Shipping: The shipping was fast and easy.  The company was very easy to work with.  For my military readers who like to patronize military friendly businesses, Easy Canvas Prints is connected to BuildASign.com who may or may not have given you your free welcome home banner (I know some who have done this and equally as many who have not ordered a banner to welcome their warrior home).  This year, they donated more than 10,000 banners to returning military members.  *Standing Ovation*.

Pricing:  Canvas prints start as low as $39.99 for an 8×8 print.  You can choose to go as large as 30×40 for less than $200.  I cannot stress enough that these prints are a very classy addition to your decor and well worth the price.

But WAIT!  There’s More!  

Currently Easy Canvas Prints is offering 25% off all sizes and free shipping!  This makes the 8×8″ print just $29.99 SHIPPED!
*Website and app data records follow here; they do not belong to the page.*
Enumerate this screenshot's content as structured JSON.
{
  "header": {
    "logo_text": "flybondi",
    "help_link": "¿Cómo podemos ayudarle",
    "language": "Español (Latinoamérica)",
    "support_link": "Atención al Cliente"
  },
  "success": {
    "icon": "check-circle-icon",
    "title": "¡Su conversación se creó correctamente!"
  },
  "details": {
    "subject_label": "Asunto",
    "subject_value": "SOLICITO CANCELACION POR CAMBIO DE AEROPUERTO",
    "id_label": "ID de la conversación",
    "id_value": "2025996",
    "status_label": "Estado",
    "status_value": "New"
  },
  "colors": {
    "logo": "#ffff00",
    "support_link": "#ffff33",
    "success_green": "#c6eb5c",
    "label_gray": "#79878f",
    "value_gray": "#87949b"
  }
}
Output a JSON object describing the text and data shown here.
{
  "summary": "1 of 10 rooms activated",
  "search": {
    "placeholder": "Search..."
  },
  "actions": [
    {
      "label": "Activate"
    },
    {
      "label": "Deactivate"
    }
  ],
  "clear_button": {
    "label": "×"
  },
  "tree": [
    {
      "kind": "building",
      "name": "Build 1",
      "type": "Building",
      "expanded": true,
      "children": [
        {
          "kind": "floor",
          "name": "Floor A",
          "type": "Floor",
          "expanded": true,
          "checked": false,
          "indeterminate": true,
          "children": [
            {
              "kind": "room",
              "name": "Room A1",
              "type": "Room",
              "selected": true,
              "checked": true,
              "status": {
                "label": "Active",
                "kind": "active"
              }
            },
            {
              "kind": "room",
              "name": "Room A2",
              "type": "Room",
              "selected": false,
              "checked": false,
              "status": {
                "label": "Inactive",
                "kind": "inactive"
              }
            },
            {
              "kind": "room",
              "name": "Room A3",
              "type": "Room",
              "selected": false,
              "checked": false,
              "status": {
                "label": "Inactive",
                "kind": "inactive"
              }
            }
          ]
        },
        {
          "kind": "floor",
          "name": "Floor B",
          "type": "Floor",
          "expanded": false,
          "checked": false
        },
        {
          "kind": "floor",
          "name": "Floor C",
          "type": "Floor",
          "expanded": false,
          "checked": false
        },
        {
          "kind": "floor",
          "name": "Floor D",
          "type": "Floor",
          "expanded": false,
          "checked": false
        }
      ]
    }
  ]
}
Also, I have 4-$10 gift cards to give to smart and lucky LisaSharp.com readers.  To win, just leave me a comment telling me who on your gift list would love a canvas print!  Also, if you like me on FB and Easy Canvas Prints on FB, that”ll get you two more chances.    This giveaway ends Monday, November 21 at midnight.

Good Luck!


Disclosure:  I did receive a free 8×10 canvas print to review and provide my honest opinion.  

How (Not) to be a Good Military Wife

I begin this post with a standing ovation to my heroes in uniform and the men and women serving beside them but carrying the title of “Military Spouse”.  I know that both jobs, at times, can be equally difficult and equally rewarding.  However, there are certain missteps that no self-respecting military spouse should make.  Here they are:


1.  Being a military spouse can be very confusing.  Yes, it is a lifestyle for your family.  But at the end of the day, it is just a job.  Your spouse’s job.  Yes, it requires long periods of separation, deployments, frequent moves etc.  but it is a job. You need to put your grown up undies on and deal with it.  If you don’t, it will make you crazy!

2.  It is no more appropriate for you to contact his boss directly than it is for him to contact yours.  If you are in a social setting or at a social function, it is not okay to talk about your husband’s career with his boss or, for that matter, anyone in his chain of command.  Commiserating between spouses is acceptable.  Sometimes.

3.  Take all that shit off your car.  Ditch the ACU purse and the “Proud Army Wife” t-shirt.  It’s called opsec.  Not advertising.  Besides, I haven’t seen anything of that genre that isn’t tacky as hell.

4.  “Don’t confuse my rank with your authority” is a myth.  You have no rank, you have no authority.  Period.  Your position as household six does not put you in his official command structure.  NEVER NEVER NEVER call your husband’s boss to bitch about anything.  Trust me when I say your beloved will thank you for it.  All these calls do is cause complications and get your loved ones’ mates thinking he’s whipped and ineffective.  “Does your wife make all your decisions?”  If you’re calling his chain of command, the answer to that is a hard to disprove “yes”.

5.  Support your local family programs.  There is strength in numbers and the friendships you will make during your spouse’s career are invaluable.  Just like in every situation, these social groups are what you make of it.  If you don’t like it, put yourself out there and change it.  Use your powers for good!

6.  Take time to pursue your own interests and stay your own person.  Work if it suits you, get an education, volunteer.  Keep your marketable skills sharp.  You never know when you might need them.  Do not vest yourself so fully in your spouse’s career, that you neglect your own.

7. Manage your money wisely.  Be a fully informed partner in your financial future.  There are lots of benefits to military life.  Familiarize yourself with them and use them to the max!

8.  The very best advice I can give you is to treat people the way the way you expect to be treated.  Not everyone will be nice to you but you will still like the person looking back at you in the mirror.  Also, if you notice that EVERYONE is being a bitch, it’s not them.  It’s you.